▸ **TRY IT**
Write out the entries again. Match each one exactly.

_____

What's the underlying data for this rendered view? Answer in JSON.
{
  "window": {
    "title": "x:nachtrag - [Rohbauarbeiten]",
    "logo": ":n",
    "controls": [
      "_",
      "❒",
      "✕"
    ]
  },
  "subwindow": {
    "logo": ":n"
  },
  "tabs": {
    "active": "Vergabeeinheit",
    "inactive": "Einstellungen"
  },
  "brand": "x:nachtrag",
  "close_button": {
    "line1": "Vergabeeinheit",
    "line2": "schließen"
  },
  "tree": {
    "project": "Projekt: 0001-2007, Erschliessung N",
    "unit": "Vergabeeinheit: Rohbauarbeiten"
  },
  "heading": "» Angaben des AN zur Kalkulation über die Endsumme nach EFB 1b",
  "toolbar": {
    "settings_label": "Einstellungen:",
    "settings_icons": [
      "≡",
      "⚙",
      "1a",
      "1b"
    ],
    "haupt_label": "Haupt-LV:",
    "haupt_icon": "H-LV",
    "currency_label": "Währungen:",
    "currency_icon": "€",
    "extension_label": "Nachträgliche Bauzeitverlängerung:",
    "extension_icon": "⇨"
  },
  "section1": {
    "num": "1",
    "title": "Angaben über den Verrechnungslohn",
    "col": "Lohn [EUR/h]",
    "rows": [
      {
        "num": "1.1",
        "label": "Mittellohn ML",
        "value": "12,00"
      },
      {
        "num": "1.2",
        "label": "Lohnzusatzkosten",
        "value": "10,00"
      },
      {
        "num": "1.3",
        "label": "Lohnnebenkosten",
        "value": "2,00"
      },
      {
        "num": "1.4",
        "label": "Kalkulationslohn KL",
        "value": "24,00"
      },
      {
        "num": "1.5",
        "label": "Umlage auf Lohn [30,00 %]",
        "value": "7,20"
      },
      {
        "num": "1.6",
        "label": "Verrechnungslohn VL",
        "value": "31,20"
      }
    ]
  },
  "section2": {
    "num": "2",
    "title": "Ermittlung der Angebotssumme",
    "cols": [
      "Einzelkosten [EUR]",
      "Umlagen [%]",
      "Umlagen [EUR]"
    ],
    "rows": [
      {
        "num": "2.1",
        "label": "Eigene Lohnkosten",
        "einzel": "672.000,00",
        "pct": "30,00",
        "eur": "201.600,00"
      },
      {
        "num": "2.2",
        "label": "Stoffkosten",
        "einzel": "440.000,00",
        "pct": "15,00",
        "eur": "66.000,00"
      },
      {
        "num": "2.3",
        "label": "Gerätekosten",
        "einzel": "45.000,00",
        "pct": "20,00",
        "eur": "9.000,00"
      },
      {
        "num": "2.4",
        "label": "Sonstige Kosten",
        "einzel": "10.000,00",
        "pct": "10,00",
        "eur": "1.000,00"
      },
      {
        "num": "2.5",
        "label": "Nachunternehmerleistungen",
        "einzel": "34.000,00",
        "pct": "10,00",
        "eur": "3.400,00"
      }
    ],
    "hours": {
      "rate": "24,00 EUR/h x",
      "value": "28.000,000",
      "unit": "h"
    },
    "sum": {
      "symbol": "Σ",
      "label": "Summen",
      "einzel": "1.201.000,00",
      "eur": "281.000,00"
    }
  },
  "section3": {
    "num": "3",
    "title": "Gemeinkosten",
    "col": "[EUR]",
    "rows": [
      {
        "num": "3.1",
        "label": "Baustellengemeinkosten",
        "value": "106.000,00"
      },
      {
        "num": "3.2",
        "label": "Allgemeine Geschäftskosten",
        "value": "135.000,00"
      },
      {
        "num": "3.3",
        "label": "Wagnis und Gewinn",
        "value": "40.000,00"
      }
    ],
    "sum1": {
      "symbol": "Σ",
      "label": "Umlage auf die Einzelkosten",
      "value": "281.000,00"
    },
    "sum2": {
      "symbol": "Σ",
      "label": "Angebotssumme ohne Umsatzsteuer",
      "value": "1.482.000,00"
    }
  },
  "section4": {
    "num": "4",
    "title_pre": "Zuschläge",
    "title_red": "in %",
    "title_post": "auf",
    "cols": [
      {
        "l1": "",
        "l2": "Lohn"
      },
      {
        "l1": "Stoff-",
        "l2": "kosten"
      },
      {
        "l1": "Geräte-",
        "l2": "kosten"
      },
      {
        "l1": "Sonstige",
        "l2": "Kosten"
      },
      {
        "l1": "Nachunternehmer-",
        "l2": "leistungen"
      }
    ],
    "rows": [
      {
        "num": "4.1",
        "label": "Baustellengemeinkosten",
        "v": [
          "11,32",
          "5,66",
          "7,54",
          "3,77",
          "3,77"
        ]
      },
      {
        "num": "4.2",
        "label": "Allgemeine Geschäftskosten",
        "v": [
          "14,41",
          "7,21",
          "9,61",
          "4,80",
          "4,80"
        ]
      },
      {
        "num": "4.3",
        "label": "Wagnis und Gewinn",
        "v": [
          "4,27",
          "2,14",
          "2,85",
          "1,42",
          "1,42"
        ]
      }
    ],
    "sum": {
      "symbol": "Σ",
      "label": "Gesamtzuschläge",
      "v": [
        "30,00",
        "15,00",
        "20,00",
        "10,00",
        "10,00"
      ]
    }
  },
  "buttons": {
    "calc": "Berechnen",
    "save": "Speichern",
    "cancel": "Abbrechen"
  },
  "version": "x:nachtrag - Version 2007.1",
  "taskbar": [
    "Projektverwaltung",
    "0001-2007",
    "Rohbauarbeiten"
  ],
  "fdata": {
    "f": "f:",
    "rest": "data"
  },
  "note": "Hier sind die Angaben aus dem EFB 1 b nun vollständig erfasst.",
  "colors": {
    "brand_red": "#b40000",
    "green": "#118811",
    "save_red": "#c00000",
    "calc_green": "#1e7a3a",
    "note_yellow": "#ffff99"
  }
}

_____

▸ **ANSWER SPACE**
What's the underlying data for this rendered view? Answer in JSON.
{
  "window": {
    "title": "x:nachtrag - [Rohbauarbeiten]",
    "logo": ":n",
    "controls": [
      "_",
      "❒",
      "✕"
    ]
  },
  "subwindow": {
    "logo": ":n"
  },
  "tabs": {
    "active": "Vergabeeinheit",
    "inactive": "Einstellungen"
  },
  "brand": "x:nachtrag",
  "close_button": {
    "line1": "Vergabeeinheit",
    "line2": "schließen"
  },
  "tree": {
    "project": "Projekt: 0001-2007, Erschliessung N",
    "unit": "Vergabeeinheit: Rohbauarbeiten"
  },
  "heading": "» Angaben des AN zur Kalkulation über die Endsumme nach EFB 1b",
  "toolbar": {
    "settings_label": "Einstellungen:",
    "settings_icons": [
      "≡",
      "⚙",
      "1a",
      "1b"
    ],
    "haupt_label": "Haupt-LV:",
    "haupt_icon": "H-LV",
    "currency_label": "Währungen:",
    "currency_icon": "€",
    "extension_label": "Nachträgliche Bauzeitverlängerung:",
    "extension_icon": "⇨"
  },
  "section1": {
    "num": "1",
    "title": "Angaben über den Verrechnungslohn",
    "col": "Lohn [EUR/h]",
    "rows": [
      {
        "num": "1.1",
        "label": "Mittellohn ML",
        "value": "12,00"
      },
      {
        "num": "1.2",
        "label": "Lohnzusatzkosten",
        "value": "10,00"
      },
      {
        "num": "1.3",
        "label": "Lohnnebenkosten",
        "value": "2,00"
      },
      {
        "num": "1.4",
        "label": "Kalkulationslohn KL",
        "value": "24,00"
      },
      {
        "num": "1.5",
        "label": "Umlage auf Lohn [30,00 %]",
        "value": "7,20"
      },
      {
        "num": "1.6",
        "label": "Verrechnungslohn VL",
        "value": "31,20"
      }
    ]
  },
  "section2": {
    "num": "2",
    "title": "Ermittlung der Angebotssumme",
    "cols": [
      "Einzelkosten [EUR]",
      "Umlagen [%]",
      "Umlagen [EUR]"
    ],
    "rows": [
      {
        "num": "2.1",
        "label": "Eigene Lohnkosten",
        "einzel": "672.000,00",
        "pct": "30,00",
        "eur": "201.600,00"
      },
      {
        "num": "2.2",
        "label": "Stoffkosten",
        "einzel": "440.000,00",
        "pct": "15,00",
        "eur": "66.000,00"
      },
      {
        "num": "2.3",
        "label": "Gerätekosten",
        "einzel": "45.000,00",
        "pct": "20,00",
        "eur": "9.000,00"
      },
      {
        "num": "2.4",
        "label": "Sonstige Kosten",
        "einzel": "10.000,00",
        "pct": "10,00",
        "eur": "1.000,00"
      },
      {
        "num": "2.5",
        "label": "Nachunternehmerleistungen",
        "einzel": "34.000,00",
        "pct": "10,00",
        "eur": "3.400,00"
      }
    ],
    "hours": {
      "rate": "24,00 EUR/h x",
      "value": "28.000,000",
      "unit": "h"
    },
    "sum": {
      "symbol": "Σ",
      "label": "Summen",
      "einzel": "1.201.000,00",
      "eur": "281.000,00"
    }
  },
  "section3": {
    "num": "3",
    "title": "Gemeinkosten",
    "col": "[EUR]",
    "rows": [
      {
        "num": "3.1",
        "label": "Baustellengemeinkosten",
        "value": "106.000,00"
      },
      {
        "num": "3.2",
        "label": "Allgemeine Geschäftskosten",
        "value": "135.000,00"
      },
      {
        "num": "3.3",
        "label": "Wagnis und Gewinn",
        "value": "40.000,00"
      }
    ],
    "sum1": {
      "symbol": "Σ",
      "label": "Umlage auf die Einzelkosten",
      "value": "281.000,00"
    },
    "sum2": {
      "symbol": "Σ",
      "label": "Angebotssumme ohne Umsatzsteuer",
      "value": "1.482.000,00"
    }
  },
  "section4": {
    "num": "4",
    "title_pre": "Zuschläge",
    "title_red": "in %",
    "title_post": "auf",
    "cols": [
      {
        "l1": "",
        "l2": "Lohn"
      },
      {
        "l1": "Stoff-",
        "l2": "kosten"
      },
      {
        "l1": "Geräte-",
        "l2": "kosten"
      },
      {
        "l1": "Sonstige",
        "l2": "Kosten"
      },
      {
        "l1": "Nachunternehmer-",
        "l2": "leistungen"
      }
    ],
    "rows": [
      {
        "num": "4.1",
        "label": "Baustellengemeinkosten",
        "v": [
          "11,32",
          "5,66",
          "7,54",
          "3,77",
          "3,77"
        ]
      },
      {
        "num": "4.2",
        "label": "Allgemeine Geschäftskosten",
        "v": [
          "14,41",
          "7,21",
          "9,61",
          "4,80",
          "4,80"
        ]
      },
      {
        "num": "4.3",
        "label": "Wagnis und Gewinn",
        "v": [
          "4,27",
          "2,14",
          "2,85",
          "1,42",
          "1,42"
        ]
      }
    ],
    "sum": {
      "symbol": "Σ",
      "label": "Gesamtzuschläge",
      "v": [
        "30,00",
        "15,00",
        "20,00",
        "10,00",
        "10,00"
      ]
    }
  },
  "buttons": {
    "calc": "Berechnen",
    "save": "Speichern",
    "cancel": "Abbrechen"
  },
  "version": "x:nachtrag - Version 2007.1",
  "taskbar": [
    "Projektverwaltung",
    "0001-2007",
    "Rohbauarbeiten"
  ],
  "fdata": {
    "f": "f:",
    "rest": "data"
  },
  "note": "Hier sind die Angaben aus dem EFB 1 b nun vollständig erfasst.",
  "colors": {
    "brand_red": "#b40000",
    "green": "#118811",
    "save_red": "#c00000",
    "calc_green": "#1e7a3a",
    "note_yellow": "#ffff99"
  }
}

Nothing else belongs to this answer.